[Dataset rows describing interfaces]
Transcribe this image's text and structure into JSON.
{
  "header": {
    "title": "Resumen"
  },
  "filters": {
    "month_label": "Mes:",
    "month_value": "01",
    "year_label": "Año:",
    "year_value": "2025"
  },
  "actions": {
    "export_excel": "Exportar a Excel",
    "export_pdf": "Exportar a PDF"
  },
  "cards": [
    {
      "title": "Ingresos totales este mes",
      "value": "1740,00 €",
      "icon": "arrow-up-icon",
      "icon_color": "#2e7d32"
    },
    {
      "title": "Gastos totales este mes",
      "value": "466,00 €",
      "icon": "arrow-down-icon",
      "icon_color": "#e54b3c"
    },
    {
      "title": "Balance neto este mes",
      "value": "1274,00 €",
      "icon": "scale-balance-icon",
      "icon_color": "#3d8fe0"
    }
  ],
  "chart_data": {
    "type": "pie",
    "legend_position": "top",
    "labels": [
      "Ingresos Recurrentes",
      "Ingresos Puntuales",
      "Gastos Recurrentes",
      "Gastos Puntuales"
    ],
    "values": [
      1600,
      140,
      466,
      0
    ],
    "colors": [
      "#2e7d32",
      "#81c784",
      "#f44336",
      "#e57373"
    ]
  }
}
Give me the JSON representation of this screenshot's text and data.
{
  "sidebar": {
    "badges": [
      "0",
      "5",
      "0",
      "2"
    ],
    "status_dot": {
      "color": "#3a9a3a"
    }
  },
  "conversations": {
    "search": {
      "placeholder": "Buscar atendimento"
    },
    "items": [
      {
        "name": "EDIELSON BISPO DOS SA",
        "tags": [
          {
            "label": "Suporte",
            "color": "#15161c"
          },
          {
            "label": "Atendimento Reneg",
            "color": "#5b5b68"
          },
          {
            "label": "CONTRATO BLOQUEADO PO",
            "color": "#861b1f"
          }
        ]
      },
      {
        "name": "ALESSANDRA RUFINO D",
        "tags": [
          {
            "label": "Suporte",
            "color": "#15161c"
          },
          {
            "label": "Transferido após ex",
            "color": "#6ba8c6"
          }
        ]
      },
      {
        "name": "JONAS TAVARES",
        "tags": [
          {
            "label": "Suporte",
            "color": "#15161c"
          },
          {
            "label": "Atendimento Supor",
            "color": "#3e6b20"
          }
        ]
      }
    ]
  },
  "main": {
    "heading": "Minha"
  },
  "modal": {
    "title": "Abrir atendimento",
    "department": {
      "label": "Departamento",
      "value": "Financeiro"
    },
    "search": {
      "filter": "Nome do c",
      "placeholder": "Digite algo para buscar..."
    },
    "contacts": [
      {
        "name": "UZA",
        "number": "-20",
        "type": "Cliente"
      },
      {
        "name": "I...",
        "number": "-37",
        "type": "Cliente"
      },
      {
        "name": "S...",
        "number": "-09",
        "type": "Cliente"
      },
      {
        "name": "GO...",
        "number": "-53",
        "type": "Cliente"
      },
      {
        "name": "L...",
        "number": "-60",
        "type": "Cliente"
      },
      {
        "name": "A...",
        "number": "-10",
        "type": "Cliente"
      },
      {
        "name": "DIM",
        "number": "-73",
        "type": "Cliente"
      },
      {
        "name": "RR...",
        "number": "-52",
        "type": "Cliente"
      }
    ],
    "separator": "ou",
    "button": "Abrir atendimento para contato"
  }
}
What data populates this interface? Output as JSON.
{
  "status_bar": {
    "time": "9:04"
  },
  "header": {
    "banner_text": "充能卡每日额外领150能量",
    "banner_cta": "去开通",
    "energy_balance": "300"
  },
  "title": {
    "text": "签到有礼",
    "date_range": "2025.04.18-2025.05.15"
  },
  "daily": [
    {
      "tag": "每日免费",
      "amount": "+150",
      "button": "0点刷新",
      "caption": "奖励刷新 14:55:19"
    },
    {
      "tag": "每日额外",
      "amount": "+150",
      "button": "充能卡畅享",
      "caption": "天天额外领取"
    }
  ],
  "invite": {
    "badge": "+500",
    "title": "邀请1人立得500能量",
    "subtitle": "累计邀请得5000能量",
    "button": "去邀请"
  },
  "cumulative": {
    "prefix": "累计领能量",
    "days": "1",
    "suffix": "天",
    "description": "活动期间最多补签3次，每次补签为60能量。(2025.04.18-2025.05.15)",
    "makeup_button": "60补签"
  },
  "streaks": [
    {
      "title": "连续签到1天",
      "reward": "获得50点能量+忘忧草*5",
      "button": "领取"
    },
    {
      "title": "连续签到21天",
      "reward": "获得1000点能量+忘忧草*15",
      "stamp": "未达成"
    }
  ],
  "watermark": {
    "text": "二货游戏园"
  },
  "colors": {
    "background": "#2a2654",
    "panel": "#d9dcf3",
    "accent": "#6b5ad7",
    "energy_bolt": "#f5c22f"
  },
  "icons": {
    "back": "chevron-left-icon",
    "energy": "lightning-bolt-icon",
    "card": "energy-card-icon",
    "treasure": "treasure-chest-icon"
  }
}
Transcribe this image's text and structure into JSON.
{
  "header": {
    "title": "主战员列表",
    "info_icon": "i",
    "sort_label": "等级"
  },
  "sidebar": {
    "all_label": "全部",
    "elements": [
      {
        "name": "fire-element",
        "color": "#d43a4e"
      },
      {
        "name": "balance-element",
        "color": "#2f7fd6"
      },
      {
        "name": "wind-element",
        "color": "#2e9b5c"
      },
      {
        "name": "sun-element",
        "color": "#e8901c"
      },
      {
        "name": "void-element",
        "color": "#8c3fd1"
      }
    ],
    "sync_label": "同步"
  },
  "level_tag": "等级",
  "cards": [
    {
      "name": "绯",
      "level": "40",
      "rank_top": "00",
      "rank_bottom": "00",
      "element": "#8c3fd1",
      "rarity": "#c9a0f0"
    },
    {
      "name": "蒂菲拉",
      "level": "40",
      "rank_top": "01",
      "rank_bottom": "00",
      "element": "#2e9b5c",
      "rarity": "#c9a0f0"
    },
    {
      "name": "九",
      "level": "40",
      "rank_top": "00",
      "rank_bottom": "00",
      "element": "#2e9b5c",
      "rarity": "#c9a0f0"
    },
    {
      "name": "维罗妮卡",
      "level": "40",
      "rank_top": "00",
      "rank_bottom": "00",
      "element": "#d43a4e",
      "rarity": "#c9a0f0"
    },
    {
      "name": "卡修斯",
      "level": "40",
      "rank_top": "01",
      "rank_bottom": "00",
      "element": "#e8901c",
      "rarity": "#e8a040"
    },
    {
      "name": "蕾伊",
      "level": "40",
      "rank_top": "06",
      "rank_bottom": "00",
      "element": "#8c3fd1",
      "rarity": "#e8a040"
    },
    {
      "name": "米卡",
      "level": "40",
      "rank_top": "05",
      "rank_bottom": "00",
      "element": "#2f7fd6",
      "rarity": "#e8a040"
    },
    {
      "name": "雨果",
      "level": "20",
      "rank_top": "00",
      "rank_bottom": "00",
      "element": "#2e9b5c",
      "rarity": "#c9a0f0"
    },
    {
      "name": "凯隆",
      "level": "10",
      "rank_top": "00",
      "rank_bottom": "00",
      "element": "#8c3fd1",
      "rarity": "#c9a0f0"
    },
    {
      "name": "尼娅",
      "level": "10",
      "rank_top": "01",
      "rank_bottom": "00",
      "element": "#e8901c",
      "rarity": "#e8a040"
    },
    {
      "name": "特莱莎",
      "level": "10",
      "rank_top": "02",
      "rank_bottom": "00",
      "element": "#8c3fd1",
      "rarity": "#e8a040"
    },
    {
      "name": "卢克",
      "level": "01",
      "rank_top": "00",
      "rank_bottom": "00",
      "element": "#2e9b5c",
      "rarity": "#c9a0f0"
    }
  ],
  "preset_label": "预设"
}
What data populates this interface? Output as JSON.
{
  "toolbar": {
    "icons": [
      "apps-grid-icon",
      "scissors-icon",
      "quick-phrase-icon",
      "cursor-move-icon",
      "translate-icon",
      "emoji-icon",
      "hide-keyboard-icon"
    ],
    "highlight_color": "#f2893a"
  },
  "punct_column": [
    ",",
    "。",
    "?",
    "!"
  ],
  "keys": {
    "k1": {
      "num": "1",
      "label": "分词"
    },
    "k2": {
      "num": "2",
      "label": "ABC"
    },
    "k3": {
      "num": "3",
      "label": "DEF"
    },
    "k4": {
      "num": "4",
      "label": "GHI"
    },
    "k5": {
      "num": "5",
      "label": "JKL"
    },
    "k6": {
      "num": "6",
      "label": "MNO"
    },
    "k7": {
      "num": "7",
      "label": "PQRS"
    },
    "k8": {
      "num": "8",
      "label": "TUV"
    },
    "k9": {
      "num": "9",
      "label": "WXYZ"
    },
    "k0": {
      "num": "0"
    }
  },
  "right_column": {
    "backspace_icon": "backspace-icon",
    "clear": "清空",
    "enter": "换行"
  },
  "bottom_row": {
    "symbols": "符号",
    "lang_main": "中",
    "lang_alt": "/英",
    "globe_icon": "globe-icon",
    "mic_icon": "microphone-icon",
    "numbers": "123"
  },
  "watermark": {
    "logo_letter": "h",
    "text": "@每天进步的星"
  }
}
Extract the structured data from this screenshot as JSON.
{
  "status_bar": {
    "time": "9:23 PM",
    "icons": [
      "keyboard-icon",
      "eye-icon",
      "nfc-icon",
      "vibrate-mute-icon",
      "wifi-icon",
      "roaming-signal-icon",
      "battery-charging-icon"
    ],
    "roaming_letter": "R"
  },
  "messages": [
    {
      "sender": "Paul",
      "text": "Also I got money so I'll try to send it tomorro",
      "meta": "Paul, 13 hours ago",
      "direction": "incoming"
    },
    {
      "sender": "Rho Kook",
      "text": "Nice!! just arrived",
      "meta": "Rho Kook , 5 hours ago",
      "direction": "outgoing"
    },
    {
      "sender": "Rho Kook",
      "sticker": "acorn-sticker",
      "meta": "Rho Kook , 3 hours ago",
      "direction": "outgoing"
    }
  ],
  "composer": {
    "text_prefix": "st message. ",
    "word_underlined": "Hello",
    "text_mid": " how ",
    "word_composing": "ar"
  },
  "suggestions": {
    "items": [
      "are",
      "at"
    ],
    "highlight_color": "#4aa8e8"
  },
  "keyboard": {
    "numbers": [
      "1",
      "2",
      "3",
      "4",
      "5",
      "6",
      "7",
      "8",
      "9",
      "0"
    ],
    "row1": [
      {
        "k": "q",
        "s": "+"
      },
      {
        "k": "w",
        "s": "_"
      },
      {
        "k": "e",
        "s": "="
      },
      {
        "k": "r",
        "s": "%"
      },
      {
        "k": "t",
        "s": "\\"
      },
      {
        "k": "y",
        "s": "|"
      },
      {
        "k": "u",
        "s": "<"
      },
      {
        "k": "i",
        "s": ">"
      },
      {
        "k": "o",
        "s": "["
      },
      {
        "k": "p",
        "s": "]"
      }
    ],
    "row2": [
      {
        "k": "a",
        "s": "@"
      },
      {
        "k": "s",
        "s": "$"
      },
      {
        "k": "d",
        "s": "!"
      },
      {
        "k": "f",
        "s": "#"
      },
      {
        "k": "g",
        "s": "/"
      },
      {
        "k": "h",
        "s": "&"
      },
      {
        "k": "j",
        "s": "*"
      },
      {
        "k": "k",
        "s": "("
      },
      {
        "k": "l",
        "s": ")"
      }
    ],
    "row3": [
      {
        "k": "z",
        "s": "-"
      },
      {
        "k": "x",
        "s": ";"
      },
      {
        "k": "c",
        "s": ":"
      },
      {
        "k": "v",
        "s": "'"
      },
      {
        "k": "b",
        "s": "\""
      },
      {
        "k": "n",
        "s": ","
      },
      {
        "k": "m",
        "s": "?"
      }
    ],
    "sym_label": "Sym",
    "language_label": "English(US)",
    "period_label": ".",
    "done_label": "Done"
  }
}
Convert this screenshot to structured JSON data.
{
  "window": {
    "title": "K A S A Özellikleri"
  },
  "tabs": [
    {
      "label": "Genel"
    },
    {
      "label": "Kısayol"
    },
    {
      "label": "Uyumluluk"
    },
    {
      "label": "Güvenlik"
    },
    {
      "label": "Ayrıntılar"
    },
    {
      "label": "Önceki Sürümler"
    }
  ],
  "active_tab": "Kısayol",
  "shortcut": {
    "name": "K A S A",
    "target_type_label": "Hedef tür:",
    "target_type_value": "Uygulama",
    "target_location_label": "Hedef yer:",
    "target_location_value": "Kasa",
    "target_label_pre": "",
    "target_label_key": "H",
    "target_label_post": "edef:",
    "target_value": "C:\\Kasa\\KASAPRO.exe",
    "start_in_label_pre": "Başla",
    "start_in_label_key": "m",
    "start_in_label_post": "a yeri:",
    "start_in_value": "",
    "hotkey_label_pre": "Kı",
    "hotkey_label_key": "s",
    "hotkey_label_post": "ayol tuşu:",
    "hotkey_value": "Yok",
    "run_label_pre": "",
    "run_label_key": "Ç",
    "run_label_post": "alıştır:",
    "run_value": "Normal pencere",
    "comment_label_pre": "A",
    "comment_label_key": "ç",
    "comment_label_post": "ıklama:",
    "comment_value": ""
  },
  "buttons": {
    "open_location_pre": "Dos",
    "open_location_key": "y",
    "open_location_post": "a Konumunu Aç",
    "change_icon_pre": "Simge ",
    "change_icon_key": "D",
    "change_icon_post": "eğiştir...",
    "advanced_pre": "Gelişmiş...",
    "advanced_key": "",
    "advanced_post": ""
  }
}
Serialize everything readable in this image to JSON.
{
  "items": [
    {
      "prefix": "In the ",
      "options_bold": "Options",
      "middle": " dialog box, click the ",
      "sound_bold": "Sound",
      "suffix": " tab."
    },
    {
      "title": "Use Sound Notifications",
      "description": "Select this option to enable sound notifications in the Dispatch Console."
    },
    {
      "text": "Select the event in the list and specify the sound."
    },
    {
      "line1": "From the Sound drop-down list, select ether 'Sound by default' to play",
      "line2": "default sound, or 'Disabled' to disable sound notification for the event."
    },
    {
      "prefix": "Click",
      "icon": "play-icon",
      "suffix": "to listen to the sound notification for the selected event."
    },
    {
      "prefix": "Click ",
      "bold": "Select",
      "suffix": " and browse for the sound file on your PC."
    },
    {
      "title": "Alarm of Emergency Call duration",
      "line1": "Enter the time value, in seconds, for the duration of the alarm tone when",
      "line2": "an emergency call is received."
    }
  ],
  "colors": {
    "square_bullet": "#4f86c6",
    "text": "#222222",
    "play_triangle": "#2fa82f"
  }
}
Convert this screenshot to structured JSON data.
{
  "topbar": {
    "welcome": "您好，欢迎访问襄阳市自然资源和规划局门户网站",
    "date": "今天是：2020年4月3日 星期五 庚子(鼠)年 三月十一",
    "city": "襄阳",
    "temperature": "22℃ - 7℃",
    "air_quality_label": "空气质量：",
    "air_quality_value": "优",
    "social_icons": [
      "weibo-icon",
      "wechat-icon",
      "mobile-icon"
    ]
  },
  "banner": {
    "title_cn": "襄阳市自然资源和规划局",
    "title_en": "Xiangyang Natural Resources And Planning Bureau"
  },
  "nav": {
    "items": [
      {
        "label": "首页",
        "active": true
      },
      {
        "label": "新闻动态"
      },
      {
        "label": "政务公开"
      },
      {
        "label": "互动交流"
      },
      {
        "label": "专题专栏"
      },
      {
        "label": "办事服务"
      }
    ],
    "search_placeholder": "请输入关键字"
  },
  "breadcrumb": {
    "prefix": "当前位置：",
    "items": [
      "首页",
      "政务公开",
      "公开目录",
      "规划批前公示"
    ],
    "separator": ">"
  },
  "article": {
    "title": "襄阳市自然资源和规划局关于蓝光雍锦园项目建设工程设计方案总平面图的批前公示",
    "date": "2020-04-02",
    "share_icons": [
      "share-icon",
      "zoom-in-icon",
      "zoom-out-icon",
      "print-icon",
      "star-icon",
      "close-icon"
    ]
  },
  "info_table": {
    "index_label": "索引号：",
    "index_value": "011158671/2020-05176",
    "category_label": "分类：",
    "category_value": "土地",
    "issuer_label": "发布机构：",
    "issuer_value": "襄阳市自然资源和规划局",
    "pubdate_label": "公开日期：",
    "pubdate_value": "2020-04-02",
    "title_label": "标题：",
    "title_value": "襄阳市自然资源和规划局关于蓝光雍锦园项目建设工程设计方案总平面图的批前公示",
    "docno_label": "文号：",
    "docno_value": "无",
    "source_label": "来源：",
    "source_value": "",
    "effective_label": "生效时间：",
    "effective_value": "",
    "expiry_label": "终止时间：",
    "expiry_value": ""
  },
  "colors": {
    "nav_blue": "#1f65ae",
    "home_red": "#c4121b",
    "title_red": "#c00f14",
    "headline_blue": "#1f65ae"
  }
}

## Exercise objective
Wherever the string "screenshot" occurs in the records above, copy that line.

## Solution
Give me the JSON representation of this screenshot's text and data.
Extract the structured data from this screenshot as JSON.
Convert this screenshot to structured JSON data.
Convert this screenshot to structured JSON data.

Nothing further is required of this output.